Some writers compared his interpretation of the characters to the original tales. Fields said that Norse Mythology drew attention to eccentric aspects of the folklore often neglected from other popular adaptations, like Marvel Comics' depiction of Thor. Writing for The Guardian, classicist Natalie Haynesdescribed the work as egalitarian, making space for the popular and lesser known aspects of the mythology.


A ninety-minute audio adaptation was broadcast by BBC Radio 4 on Boxing Day 2018 featuring Derek Jacobi as Odin, Colin Morgan as Loki, Natalie Dormer as Freya, and Nathaniel Martello-White as Thor, with the stories narrated by Diana Rigg in the guise of an unexpected visitor, "Mrs. Njordsdottir", keeping an inquisitive young boy company in hospital during a blizzard.
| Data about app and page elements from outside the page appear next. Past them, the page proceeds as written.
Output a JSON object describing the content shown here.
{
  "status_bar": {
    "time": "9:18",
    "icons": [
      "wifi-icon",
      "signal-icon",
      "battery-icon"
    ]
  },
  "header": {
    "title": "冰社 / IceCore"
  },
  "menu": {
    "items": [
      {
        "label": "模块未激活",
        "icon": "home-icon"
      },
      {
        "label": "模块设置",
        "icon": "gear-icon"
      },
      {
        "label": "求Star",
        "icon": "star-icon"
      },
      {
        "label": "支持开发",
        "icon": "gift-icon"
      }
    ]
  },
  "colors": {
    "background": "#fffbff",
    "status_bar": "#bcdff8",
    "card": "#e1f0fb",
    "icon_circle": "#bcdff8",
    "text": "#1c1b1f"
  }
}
Gaiman himself was heard in a cameo role as a radio announcement.

An audiobook version was released in February 2017, narrated by Gaiman. The New York Times described his narration as "seductive".

Comic book[]

Dark Horse Comics are currently adapting the book as an eighteen-issue series. P. Craig Russell provides the scripts, layouts, and covers for each issue. Art and colors are from a variety of artists, including Mike Mignola, Jerry Ordway, and Dave Stewart. To mark the release of the first issue, a special edition cover by Bill Sienkiewicz was released along with a signed variant.Variant covers are by David Mack.